Water sampled from a well at the crippled Fukushima No. 1 nuclear plant has been found to contain levels of radioactive tritium that exceeds the limit for dumping it into the Pacific, operator Tokyo Electric Power Co. said.
The discovery was the first report of over the limit tritium in groundwater at the wells since Tepco began discharging water into the ocean last week.
In samples taken from one of the 12 wells on Monday, 1,700 becquerels per liter of tritium was detected, exceeding the maximum limit of 1,500 becquerels, the utility said on Tuesday.
Tritium levels in samples taken last month also topped the limit.
Tepco stopped pumping water from the well on Tuesday night, and said it plans to step up groundwater monitoring.
The utility is now releasing groundwater from the 12 wells into the sea after temporarily storing it in tanks and checking radiation levels.
Tepco hopes to use the wells to block the inflow of groundwater to the reactor buildings of the plant’s wrecked reactors, and to minimize the amount of highly toxic water building up on-site, by starting to dump water into the sea.
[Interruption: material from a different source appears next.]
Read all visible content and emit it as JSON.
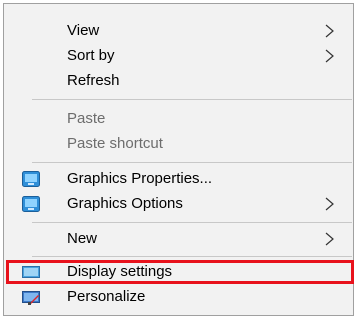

Also Tuesday, Tepco said it had confirmed water was leaking from a pipe in the reactor containment vessel inside the plant’s No. 1 reactor building. The utility used a camera-mounted remote-controlled robot in the operation. It was determined last November that water was leaking from the vessel’s bottom near the pipe, at a rate of up to 3.2 tons per hour.
In the No. 1 to No. 3 reactor buildings, highly contaminated water leaking from the vessels has amassed, preventing work to remove nuclear fuel from the vessels.